* **Records**:
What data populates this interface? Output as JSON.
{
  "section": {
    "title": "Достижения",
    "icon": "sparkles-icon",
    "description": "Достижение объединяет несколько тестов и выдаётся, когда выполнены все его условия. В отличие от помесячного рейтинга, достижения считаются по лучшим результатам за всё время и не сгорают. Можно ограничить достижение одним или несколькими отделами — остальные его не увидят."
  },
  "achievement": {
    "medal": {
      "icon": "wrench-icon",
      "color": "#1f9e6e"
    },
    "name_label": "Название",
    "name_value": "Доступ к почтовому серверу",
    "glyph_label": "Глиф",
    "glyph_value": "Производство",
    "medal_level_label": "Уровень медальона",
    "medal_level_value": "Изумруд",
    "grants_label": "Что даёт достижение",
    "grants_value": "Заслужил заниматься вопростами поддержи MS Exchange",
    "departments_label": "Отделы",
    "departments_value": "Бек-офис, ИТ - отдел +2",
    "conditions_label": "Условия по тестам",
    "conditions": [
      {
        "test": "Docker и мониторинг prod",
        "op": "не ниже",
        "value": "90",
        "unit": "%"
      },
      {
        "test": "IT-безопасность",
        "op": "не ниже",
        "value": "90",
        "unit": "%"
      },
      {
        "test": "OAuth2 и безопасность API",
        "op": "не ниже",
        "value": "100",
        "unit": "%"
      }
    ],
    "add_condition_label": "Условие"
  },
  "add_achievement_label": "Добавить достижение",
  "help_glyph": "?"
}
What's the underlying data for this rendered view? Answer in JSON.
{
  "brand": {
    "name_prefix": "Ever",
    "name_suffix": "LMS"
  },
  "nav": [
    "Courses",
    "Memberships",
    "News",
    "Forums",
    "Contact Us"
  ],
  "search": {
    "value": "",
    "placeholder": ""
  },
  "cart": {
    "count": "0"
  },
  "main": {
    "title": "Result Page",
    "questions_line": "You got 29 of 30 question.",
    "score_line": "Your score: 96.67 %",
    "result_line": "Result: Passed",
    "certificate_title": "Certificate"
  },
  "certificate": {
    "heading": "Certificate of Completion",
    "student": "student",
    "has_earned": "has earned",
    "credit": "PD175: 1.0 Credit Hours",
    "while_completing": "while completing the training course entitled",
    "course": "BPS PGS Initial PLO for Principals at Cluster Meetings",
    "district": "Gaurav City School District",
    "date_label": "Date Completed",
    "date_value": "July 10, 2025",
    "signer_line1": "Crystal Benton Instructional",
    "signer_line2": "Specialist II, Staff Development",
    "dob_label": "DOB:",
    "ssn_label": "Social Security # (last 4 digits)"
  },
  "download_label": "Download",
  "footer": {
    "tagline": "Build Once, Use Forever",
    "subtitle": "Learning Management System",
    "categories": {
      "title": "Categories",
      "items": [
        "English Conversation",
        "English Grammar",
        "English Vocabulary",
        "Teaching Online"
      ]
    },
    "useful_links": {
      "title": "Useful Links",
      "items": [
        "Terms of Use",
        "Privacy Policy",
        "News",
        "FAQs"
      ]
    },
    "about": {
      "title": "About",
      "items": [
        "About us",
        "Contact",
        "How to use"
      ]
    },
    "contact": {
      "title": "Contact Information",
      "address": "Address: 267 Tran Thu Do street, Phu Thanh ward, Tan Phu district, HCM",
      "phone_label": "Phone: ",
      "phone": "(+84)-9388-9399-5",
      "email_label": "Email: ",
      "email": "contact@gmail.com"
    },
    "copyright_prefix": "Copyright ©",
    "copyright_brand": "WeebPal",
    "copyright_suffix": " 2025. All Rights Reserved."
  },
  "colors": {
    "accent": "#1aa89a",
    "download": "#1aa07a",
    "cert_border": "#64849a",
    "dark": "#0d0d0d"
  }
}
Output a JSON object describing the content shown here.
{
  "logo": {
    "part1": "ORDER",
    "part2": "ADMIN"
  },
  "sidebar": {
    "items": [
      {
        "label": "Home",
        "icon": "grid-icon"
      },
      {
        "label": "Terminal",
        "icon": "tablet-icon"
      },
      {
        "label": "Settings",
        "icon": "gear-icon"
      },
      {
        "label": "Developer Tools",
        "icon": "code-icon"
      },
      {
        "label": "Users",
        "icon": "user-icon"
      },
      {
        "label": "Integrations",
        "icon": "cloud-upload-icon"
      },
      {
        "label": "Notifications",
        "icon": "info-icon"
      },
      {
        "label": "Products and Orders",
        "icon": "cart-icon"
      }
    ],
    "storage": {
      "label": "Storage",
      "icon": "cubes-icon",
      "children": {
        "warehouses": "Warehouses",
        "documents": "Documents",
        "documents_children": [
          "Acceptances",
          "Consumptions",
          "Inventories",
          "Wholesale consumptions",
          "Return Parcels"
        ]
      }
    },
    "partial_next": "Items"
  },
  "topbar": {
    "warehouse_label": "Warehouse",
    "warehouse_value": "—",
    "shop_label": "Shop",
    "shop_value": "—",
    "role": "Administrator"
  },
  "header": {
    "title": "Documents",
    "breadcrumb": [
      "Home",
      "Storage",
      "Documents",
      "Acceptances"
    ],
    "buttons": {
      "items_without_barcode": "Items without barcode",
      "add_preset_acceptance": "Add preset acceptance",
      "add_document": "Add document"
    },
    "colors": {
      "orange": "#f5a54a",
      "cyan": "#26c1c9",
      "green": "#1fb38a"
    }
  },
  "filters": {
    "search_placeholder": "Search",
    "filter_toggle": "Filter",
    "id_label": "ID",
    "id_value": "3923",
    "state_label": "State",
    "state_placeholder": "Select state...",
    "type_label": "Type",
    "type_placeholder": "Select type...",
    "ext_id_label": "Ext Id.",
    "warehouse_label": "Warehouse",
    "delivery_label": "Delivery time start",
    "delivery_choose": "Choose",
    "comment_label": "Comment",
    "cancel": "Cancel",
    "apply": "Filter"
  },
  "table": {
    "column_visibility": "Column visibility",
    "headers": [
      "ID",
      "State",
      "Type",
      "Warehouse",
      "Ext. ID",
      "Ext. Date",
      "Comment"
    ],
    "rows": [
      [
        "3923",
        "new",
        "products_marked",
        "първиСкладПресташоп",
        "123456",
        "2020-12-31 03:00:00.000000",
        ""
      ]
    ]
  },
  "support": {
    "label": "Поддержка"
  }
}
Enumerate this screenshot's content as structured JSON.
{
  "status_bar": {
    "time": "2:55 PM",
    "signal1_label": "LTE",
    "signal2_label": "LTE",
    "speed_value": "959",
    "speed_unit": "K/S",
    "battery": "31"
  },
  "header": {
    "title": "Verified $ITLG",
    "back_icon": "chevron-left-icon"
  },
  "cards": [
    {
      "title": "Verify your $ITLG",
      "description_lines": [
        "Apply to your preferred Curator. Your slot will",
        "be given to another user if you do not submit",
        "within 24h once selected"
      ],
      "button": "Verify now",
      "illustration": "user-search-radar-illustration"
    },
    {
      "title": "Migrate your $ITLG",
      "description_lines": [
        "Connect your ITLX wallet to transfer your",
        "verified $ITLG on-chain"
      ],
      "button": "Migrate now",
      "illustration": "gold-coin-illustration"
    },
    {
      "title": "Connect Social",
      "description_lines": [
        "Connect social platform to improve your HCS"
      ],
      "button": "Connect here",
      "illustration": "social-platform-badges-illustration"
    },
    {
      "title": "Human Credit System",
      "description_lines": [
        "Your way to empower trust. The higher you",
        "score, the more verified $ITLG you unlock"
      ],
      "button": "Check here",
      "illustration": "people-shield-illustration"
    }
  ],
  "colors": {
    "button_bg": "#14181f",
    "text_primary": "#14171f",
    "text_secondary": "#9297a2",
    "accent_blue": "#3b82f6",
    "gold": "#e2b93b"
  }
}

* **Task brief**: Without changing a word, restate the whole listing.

* **Task result**:
What data populates this interface? Output as JSON.
{
  "section": {
    "title": "Достижения",
    "icon": "sparkles-icon",
    "description": "Достижение объединяет несколько тестов и выдаётся, когда выполнены все его условия. В отличие от помесячного рейтинга, достижения считаются по лучшим результатам за всё время и не сгорают. Можно ограничить достижение одним или несколькими отделами — остальные его не увидят."
  },
  "achievement": {
    "medal": {
      "icon": "wrench-icon",
      "color": "#1f9e6e"
    },
    "name_label": "Название",
    "name_value": "Доступ к почтовому серверу",
    "glyph_label": "Глиф",
    "glyph_value": "Производство",
    "medal_level_label": "Уровень медальона",
    "medal_level_value": "Изумруд",
    "grants_label": "Что даёт достижение",
    "grants_value": "Заслужил заниматься вопростами поддержи MS Exchange",
    "departments_label": "Отделы",
    "departments_value": "Бек-офис, ИТ - отдел +2",
    "conditions_label": "Условия по тестам",
    "conditions": [
      {
        "test": "Docker и мониторинг prod",
        "op": "не ниже",
        "value": "90",
        "unit": "%"
      },
      {
        "test": "IT-безопасность",
        "op": "не ниже",
        "value": "90",
        "unit": "%"
      },
      {
        "test": "OAuth2 и безопасность API",
        "op": "не ниже",
        "value": "100",
        "unit": "%"
      }
    ],
    "add_condition_label": "Условие"
  },
  "add_achievement_label": "Добавить достижение",
  "help_glyph": "?"
}
What's the underlying data for this rendered view? Answer in JSON.
{
  "brand": {
    "name_prefix": "Ever",
    "name_suffix": "LMS"
  },
  "nav": [
    "Courses",
    "Memberships",
    "News",
    "Forums",
    "Contact Us"
  ],
  "search": {
    "value": "",
    "placeholder": ""
  },
  "cart": {
    "count": "0"
  },
  "main": {
    "title": "Result Page",
    "questions_line": "You got 29 of 30 question.",
    "score_line": "Your score: 96.67 %",
    "result_line": "Result: Passed",
    "certificate_title": "Certificate"
  },
  "certificate": {
    "heading": "Certificate of Completion",
    "student": "student",
    "has_earned": "has earned",
    "credit": "PD175: 1.0 Credit Hours",
    "while_completing": "while completing the training course entitled",
    "course": "BPS PGS Initial PLO for Principals at Cluster Meetings",
    "district": "Gaurav City School District",
    "date_label": "Date Completed",
    "date_value": "July 10, 2025",
    "signer_line1": "Crystal Benton Instructional",
    "signer_line2": "Specialist II, Staff Development",
    "dob_label": "DOB:",
    "ssn_label": "Social Security # (last 4 digits)"
  },
  "download_label": "Download",
  "footer": {
    "tagline": "Build Once, Use Forever",
    "subtitle": "Learning Management System",
    "categories": {
      "title": "Categories",
      "items": [
        "English Conversation",
        "English Grammar",
        "English Vocabulary",
        "Teaching Online"
      ]
    },
    "useful_links": {
      "title": "Useful Links",
      "items": [
        "Terms of Use",
        "Privacy Policy",
        "News",
        "FAQs"
      ]
    },
    "about": {
      "title": "About",
      "items": [
        "About us",
        "Contact",
        "How to use"
      ]
    },
    "contact": {
      "title": "Contact Information",
      "address": "Address: 267 Tran Thu Do street, Phu Thanh ward, Tan Phu district, HCM",
      "phone_label": "Phone: ",
      "phone": "(+84)-9388-9399-5",
      "email_label": "Email: ",
      "email": "contact@gmail.com"
    },
    "copyright_prefix": "Copyright ©",
    "copyright_brand": "WeebPal",
    "copyright_suffix": " 2025. All Rights Reserved."
  },
  "colors": {
    "accent": "#1aa89a",
    "download": "#1aa07a",
    "cert_border": "#64849a",
    "dark": "#0d0d0d"
  }
}
Output a JSON object describing the content shown here.
{
  "logo": {
    "part1": "ORDER",
    "part2": "ADMIN"
  },
  "sidebar": {
    "items": [
      {
        "label": "Home",
        "icon": "grid-icon"
      },
      {
        "label": "Terminal",
        "icon": "tablet-icon"
      },
      {
        "label": "Settings",
        "icon": "gear-icon"
      },
      {
        "label": "Developer Tools",
        "icon": "code-icon"
      },
      {
        "label": "Users",
        "icon": "user-icon"
      },
      {
        "label": "Integrations",
        "icon": "cloud-upload-icon"
      },
      {
        "label": "Notifications",
        "icon": "info-icon"
      },
      {
        "label": "Products and Orders",
        "icon": "cart-icon"
      }
    ],
    "storage": {
      "label": "Storage",
      "icon": "cubes-icon",
      "children": {
        "warehouses": "Warehouses",
        "documents": "Documents",
        "documents_children": [
          "Acceptances",
          "Consumptions",
          "Inventories",
          "Wholesale consumptions",
          "Return Parcels"
        ]
      }
    },
    "partial_next": "Items"
  },
  "topbar": {
    "warehouse_label": "Warehouse",
    "warehouse_value": "—",
    "shop_label": "Shop",
    "shop_value": "—",
    "role": "Administrator"
  },
  "header": {
    "title": "Documents",
    "breadcrumb": [
      "Home",
      "Storage",
      "Documents",
      "Acceptances"
    ],
    "buttons": {
      "items_without_barcode": "Items without barcode",
      "add_preset_acceptance": "Add preset acceptance",
      "add_document": "Add document"
    },
    "colors": {
      "orange": "#f5a54a",
      "cyan": "#26c1c9",
      "green": "#1fb38a"
    }
  },
  "filters": {
    "search_placeholder": "Search",
    "filter_toggle": "Filter",
    "id_label": "ID",
    "id_value": "3923",
    "state_label": "State",
    "state_placeholder": "Select state...",
    "type_label": "Type",
    "type_placeholder": "Select type...",
    "ext_id_label": "Ext Id.",
    "warehouse_label": "Warehouse",
    "delivery_label": "Delivery time start",
    "delivery_choose": "Choose",
    "comment_label": "Comment",
    "cancel": "Cancel",
    "apply": "Filter"
  },
  "table": {
    "column_visibility": "Column visibility",
    "headers": [
      "ID",
      "State",
      "Type",
      "Warehouse",
      "Ext. ID",
      "Ext. Date",
      "Comment"
    ],
    "rows": [
      [
        "3923",
        "new",
        "products_marked",
        "първиСкладПресташоп",
        "123456",
        "2020-12-31 03:00:00.000000",
        ""
      ]
    ]
  },
  "support": {
    "label": "Поддержка"
  }
}
Enumerate this screenshot's content as structured JSON.
{
  "status_bar": {
    "time": "2:55 PM",
    "signal1_label": "LTE",
    "signal2_label": "LTE",
    "speed_value": "959",
    "speed_unit": "K/S",
    "battery": "31"
  },
  "header": {
    "title": "Verified $ITLG",
    "back_icon": "chevron-left-icon"
  },
  "cards": [
    {
      "title": "Verify your $ITLG",
      "description_lines": [
        "Apply to your preferred Curator. Your slot will",
        "be given to another user if you do not submit",
        "within 24h once selected"
      ],
      "button": "Verify now",
      "illustration": "user-search-radar-illustration"
    },
    {
      "title": "Migrate your $ITLG",
      "description_lines": [
        "Connect your ITLX wallet to transfer your",
        "verified $ITLG on-chain"
      ],
      "button": "Migrate now",
      "illustration": "gold-coin-illustration"
    },
    {
      "title": "Connect Social",
      "description_lines": [
        "Connect social platform to improve your HCS"
      ],
      "button": "Connect here",
      "illustration": "social-platform-badges-illustration"
    },
    {
      "title": "Human Credit System",
      "description_lines": [
        "Your way to empower trust. The higher you",
        "score, the more verified $ITLG you unlock"
      ],
      "button": "Check here",
      "illustration": "people-shield-illustration"
    }
  ],
  "colors": {
    "button_bg": "#14181f",
    "text_primary": "#14171f",
    "text_secondary": "#9297a2",
    "accent_blue": "#3b82f6",
    "gold": "#e2b93b"
  }
}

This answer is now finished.